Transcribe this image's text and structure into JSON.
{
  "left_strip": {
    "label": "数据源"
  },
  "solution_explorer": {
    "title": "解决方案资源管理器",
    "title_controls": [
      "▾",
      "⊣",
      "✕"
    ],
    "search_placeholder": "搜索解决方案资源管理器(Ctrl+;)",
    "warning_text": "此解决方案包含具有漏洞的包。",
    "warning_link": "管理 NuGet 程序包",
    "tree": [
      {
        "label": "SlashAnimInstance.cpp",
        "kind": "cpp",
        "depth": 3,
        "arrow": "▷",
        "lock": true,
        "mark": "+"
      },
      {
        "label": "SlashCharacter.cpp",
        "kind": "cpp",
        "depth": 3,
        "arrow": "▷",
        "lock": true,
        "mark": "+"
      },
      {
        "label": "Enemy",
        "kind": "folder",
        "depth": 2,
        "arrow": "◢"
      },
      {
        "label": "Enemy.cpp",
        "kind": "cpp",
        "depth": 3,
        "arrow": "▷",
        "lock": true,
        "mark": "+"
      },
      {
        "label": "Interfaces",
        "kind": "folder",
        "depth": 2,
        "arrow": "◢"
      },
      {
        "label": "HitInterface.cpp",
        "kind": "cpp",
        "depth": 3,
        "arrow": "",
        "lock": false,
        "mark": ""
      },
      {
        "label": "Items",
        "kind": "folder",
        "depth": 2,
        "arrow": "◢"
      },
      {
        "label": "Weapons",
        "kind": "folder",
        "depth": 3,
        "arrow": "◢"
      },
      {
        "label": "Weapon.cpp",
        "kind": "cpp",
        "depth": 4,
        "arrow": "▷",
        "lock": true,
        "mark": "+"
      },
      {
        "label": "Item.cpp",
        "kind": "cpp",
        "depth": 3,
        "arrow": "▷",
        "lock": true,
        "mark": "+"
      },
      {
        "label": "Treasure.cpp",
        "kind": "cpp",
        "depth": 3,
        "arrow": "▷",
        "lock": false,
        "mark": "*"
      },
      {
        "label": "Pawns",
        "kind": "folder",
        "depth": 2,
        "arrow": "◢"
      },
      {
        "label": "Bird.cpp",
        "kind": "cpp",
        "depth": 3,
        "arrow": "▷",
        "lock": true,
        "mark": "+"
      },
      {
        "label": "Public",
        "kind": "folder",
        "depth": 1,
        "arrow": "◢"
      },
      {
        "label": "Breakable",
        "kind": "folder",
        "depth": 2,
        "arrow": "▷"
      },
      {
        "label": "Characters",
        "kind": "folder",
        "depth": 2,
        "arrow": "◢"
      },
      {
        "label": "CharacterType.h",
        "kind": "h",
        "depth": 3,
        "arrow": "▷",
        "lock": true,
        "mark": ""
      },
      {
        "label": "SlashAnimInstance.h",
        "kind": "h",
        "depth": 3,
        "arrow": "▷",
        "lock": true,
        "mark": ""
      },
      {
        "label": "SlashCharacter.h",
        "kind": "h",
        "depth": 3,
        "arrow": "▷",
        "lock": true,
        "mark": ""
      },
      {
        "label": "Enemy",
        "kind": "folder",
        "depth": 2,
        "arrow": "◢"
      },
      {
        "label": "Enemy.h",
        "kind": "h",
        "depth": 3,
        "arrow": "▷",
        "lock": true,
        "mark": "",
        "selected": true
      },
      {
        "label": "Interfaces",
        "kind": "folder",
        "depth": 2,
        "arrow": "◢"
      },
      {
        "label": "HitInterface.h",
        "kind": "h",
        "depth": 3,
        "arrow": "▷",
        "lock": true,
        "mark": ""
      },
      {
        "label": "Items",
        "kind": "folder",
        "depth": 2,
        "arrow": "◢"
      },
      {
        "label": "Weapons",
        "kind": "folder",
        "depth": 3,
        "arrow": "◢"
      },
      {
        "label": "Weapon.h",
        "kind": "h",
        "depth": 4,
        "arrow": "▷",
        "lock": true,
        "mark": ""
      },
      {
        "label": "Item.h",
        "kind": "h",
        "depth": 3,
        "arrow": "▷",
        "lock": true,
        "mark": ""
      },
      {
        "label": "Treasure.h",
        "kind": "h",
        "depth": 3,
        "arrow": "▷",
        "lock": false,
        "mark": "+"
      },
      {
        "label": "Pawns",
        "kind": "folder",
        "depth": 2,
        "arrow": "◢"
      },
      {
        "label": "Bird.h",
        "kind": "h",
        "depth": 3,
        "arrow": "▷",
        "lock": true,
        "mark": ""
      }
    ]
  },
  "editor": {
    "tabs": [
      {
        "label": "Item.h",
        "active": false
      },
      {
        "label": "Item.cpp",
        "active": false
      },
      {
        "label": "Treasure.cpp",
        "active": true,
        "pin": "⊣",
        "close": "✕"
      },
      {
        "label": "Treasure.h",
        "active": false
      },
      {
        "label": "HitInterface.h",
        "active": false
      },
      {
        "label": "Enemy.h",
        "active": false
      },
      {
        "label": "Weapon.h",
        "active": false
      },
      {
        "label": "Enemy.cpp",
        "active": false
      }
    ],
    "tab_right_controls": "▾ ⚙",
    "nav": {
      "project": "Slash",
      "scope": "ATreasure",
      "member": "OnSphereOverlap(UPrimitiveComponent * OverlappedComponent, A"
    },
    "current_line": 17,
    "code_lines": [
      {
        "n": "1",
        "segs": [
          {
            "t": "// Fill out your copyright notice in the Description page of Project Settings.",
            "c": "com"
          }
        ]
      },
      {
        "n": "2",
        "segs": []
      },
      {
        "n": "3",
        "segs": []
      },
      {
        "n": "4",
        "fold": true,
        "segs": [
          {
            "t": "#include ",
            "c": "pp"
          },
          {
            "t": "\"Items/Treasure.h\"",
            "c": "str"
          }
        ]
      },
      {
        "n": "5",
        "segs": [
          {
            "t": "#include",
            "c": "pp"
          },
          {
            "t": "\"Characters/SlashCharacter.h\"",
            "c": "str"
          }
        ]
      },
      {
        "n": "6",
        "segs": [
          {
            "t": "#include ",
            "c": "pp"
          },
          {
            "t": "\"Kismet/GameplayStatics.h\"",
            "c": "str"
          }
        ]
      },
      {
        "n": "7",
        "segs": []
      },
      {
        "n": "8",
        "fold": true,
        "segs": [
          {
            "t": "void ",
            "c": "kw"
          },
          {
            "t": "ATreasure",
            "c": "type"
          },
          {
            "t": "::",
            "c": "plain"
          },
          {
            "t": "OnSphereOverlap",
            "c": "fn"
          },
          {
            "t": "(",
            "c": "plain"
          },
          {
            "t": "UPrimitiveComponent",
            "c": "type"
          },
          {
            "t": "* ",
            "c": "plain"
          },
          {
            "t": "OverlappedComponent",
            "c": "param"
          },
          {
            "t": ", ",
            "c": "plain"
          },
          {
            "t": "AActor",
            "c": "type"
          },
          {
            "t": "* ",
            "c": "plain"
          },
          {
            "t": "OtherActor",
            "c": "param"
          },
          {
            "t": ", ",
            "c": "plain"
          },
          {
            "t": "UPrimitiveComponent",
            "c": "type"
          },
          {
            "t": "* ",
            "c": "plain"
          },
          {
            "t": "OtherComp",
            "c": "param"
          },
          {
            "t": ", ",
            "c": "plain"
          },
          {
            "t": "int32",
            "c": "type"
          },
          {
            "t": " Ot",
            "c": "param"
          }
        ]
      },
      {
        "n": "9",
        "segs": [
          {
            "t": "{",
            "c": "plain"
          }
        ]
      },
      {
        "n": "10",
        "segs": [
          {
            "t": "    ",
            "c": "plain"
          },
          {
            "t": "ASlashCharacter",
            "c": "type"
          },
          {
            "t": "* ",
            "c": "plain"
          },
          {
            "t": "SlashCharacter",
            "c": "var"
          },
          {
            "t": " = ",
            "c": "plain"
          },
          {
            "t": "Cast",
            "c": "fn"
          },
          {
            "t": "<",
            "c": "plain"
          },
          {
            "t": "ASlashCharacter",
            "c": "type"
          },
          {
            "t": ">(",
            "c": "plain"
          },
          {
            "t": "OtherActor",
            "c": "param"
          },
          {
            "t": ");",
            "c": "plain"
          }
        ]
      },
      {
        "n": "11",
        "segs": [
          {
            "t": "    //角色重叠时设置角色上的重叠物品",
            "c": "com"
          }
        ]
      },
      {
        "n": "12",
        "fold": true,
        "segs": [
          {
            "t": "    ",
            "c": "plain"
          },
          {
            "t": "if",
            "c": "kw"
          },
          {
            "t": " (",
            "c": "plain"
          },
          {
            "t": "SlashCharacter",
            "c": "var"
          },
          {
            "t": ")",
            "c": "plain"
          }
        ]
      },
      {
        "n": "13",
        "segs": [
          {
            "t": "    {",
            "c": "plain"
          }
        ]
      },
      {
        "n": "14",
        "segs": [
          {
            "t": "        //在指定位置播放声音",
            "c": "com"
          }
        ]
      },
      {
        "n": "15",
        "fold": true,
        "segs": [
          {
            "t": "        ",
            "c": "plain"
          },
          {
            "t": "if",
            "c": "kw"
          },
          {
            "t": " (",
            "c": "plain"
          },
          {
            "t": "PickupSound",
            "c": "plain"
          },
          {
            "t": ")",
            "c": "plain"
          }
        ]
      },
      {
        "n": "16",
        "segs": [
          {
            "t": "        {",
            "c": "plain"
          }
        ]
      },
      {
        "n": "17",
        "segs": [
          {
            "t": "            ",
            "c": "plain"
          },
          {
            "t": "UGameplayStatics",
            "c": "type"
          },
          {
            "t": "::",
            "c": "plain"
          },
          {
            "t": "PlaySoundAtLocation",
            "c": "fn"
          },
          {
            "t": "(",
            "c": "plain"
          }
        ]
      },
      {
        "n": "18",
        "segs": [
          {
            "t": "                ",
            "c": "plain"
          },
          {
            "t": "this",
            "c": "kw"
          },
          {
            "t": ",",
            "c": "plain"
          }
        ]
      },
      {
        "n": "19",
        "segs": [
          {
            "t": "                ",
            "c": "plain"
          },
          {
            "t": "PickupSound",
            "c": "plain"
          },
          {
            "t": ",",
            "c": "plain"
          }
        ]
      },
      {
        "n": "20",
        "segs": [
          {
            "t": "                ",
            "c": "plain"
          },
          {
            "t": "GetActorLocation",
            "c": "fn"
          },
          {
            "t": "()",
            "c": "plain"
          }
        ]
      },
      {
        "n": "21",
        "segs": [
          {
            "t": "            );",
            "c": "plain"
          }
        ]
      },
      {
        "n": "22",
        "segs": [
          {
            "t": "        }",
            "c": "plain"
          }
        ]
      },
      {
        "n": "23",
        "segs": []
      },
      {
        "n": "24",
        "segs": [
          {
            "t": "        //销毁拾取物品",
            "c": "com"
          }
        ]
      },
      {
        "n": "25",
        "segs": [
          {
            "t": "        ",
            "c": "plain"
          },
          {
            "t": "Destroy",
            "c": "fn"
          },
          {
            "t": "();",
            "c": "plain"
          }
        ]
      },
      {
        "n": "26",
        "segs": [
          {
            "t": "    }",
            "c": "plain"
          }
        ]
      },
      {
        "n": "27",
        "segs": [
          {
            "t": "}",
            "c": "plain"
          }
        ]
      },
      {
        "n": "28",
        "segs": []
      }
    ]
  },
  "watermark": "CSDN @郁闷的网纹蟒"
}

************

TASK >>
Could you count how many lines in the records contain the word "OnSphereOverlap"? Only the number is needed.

TASK RESULT >>
2